◆ DATA TO PROCESS

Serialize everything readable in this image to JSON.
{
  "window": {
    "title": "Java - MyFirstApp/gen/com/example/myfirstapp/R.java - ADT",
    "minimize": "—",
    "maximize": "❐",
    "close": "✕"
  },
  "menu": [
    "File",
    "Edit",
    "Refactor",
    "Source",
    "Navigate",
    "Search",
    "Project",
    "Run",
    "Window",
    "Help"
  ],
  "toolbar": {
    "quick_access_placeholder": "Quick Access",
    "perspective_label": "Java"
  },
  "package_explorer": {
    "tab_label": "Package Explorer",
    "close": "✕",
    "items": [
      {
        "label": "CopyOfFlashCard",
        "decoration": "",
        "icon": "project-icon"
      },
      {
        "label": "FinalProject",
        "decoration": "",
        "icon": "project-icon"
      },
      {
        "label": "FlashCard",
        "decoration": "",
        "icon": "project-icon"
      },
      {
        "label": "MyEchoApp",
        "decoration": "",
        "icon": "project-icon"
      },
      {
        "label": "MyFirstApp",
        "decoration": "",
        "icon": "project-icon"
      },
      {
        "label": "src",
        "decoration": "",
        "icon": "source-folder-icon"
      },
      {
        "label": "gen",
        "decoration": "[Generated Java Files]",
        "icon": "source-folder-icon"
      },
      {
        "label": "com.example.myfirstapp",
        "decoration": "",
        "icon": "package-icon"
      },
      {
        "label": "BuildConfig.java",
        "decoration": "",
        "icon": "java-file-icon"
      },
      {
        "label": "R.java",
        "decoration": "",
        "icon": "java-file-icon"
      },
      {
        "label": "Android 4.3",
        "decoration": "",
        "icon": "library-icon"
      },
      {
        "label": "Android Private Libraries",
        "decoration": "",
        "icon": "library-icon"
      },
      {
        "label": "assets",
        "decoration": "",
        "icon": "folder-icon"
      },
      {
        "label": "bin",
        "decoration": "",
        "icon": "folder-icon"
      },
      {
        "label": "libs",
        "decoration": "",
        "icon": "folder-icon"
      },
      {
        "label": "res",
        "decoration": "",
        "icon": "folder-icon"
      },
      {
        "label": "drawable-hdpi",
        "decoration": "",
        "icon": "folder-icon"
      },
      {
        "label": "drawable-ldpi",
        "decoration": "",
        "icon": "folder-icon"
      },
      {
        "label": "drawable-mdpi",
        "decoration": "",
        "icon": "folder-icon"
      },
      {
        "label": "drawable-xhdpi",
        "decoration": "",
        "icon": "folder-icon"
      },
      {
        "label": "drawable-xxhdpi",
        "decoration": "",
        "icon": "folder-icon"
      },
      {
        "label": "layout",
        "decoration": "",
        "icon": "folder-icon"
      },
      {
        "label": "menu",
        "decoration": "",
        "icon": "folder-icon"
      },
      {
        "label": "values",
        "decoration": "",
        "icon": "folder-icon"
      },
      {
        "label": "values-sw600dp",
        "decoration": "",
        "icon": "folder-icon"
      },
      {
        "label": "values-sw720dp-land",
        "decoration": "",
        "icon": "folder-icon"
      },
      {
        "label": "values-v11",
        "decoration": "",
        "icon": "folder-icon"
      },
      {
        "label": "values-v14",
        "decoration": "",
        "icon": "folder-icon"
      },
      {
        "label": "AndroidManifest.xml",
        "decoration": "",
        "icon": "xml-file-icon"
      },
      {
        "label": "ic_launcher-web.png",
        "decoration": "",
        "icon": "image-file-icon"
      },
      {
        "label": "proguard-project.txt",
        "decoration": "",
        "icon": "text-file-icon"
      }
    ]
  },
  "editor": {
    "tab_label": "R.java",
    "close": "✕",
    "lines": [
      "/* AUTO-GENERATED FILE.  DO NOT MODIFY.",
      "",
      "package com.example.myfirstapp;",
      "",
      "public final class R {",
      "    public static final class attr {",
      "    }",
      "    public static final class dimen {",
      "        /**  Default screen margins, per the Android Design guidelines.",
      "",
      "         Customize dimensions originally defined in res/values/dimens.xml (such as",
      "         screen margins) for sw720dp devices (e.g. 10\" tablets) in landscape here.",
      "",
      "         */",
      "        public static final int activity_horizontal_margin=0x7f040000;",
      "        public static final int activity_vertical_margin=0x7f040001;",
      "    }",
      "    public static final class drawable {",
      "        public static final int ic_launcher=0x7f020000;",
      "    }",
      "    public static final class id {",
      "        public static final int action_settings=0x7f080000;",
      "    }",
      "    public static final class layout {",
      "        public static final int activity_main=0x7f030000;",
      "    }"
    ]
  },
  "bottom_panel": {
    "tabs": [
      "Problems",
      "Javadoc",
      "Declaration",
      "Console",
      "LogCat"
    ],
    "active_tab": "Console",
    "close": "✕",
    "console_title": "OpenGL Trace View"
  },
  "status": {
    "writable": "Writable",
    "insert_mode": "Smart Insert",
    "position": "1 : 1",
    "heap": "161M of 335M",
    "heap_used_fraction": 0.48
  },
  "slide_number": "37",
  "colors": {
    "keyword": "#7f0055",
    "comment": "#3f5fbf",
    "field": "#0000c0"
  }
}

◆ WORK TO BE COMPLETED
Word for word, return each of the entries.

◆ RESULT OF THE EXERCISE
Serialize everything readable in this image to JSON.
{
  "window": {
    "title": "Java - MyFirstApp/gen/com/example/myfirstapp/R.java - ADT",
    "minimize": "—",
    "maximize": "❐",
    "close": "✕"
  },
  "menu": [
    "File",
    "Edit",
    "Refactor",
    "Source",
    "Navigate",
    "Search",
    "Project",
    "Run",
    "Window",
    "Help"
  ],
  "toolbar": {
    "quick_access_placeholder": "Quick Access",
    "perspective_label": "Java"
  },
  "package_explorer": {
    "tab_label": "Package Explorer",
    "close": "✕",
    "items": [
      {
        "label": "CopyOfFlashCard",
        "decoration": "",
        "icon": "project-icon"
      },
      {
        "label": "FinalProject",
        "decoration": "",
        "icon": "project-icon"
      },
      {
        "label": "FlashCard",
        "decoration": "",
        "icon": "project-icon"
      },
      {
        "label": "MyEchoApp",
        "decoration": "",
        "icon": "project-icon"
      },
      {
        "label": "MyFirstApp",
        "decoration": "",
        "icon": "project-icon"
      },
      {
        "label": "src",
        "decoration": "",
        "icon": "source-folder-icon"
      },
      {
        "label": "gen",
        "decoration": "[Generated Java Files]",
        "icon": "source-folder-icon"
      },
      {
        "label": "com.example.myfirstapp",
        "decoration": "",
        "icon": "package-icon"
      },
      {
        "label": "BuildConfig.java",
        "decoration": "",
        "icon": "java-file-icon"
      },
      {
        "label": "R.java",
        "decoration": "",
        "icon": "java-file-icon"
      },
      {
        "label": "Android 4.3",
        "decoration": "",
        "icon": "library-icon"
      },
      {
        "label": "Android Private Libraries",
        "decoration": "",
        "icon": "library-icon"
      },
      {
        "label": "assets",
        "decoration": "",
        "icon": "folder-icon"
      },
      {
        "label": "bin",
        "decoration": "",
        "icon": "folder-icon"
      },
      {
        "label": "libs",
        "decoration": "",
        "icon": "folder-icon"
      },
      {
        "label": "res",
        "decoration": "",
        "icon": "folder-icon"
      },
      {
        "label": "drawable-hdpi",
        "decoration": "",
        "icon": "folder-icon"
      },
      {
        "label": "drawable-ldpi",
        "decoration": "",
        "icon": "folder-icon"
      },
      {
        "label": "drawable-mdpi",
        "decoration": "",
        "icon": "folder-icon"
      },
      {
        "label": "drawable-xhdpi",
        "decoration": "",
        "icon": "folder-icon"
      },
      {
        "label": "drawable-xxhdpi",
        "decoration": "",
        "icon": "folder-icon"
      },
      {
        "label": "layout",
        "decoration": "",
        "icon": "folder-icon"
      },
      {
        "label": "menu",
        "decoration": "",
        "icon": "folder-icon"
      },
      {
        "label": "values",
        "decoration": "",
        "icon": "folder-icon"
      },
      {
        "label": "values-sw600dp",
        "decoration": "",
        "icon": "folder-icon"
      },
      {
        "label": "values-sw720dp-land",
        "decoration": "",
        "icon": "folder-icon"
      },
      {
        "label": "values-v11",
        "decoration": "",
        "icon": "folder-icon"
      },
      {
        "label": "values-v14",
        "decoration": "",
        "icon": "folder-icon"
      },
      {
        "label": "AndroidManifest.xml",
        "decoration": "",
        "icon": "xml-file-icon"
      },
      {
        "label": "ic_launcher-web.png",
        "decoration": "",
        "icon": "image-file-icon"
      },
      {
        "label": "proguard-project.txt",
        "decoration": "",
        "icon": "text-file-icon"
      }
    ]
  },
  "editor": {
    "tab_label": "R.java",
    "close": "✕",
    "lines": [
      "/* AUTO-GENERATED FILE.  DO NOT MODIFY.",
      "",
      "package com.example.myfirstapp;",
      "",
      "public final class R {",
      "    public static final class attr {",
      "    }",
      "    public static final class dimen {",
      "        /**  Default screen margins, per the Android Design guidelines.",
      "",
      "         Customize dimensions originally defined in res/values/dimens.xml (such as",
      "         screen margins) for sw720dp devices (e.g. 10\" tablets) in landscape here.",
      "",
      "         */",
      "        public static final int activity_horizontal_margin=0x7f040000;",
      "        public static final int activity_vertical_margin=0x7f040001;",
      "    }",
      "    public static final class drawable {",
      "        public static final int ic_launcher=0x7f020000;",
      "    }",
      "    public static final class id {",
      "        public static final int action_settings=0x7f080000;",
      "    }",
      "    public static final class layout {",
      "        public static final int activity_main=0x7f030000;",
      "    }"
    ]
  },
  "bottom_panel": {
    "tabs": [
      "Problems",
      "Javadoc",
      "Declaration",
      "Console",
      "LogCat"
    ],
    "active_tab": "Console",
    "close": "✕",
    "console_title": "OpenGL Trace View"
  },
  "status": {
    "writable": "Writable",
    "insert_mode": "Smart Insert",
    "position": "1 : 1",
    "heap": "161M of 335M",
    "heap_used_fraction": 0.48
  },
  "slide_number": "37",
  "colors": {
    "keyword": "#7f0055",
    "comment": "#3f5fbf",
    "field": "#0000c0"
  }
}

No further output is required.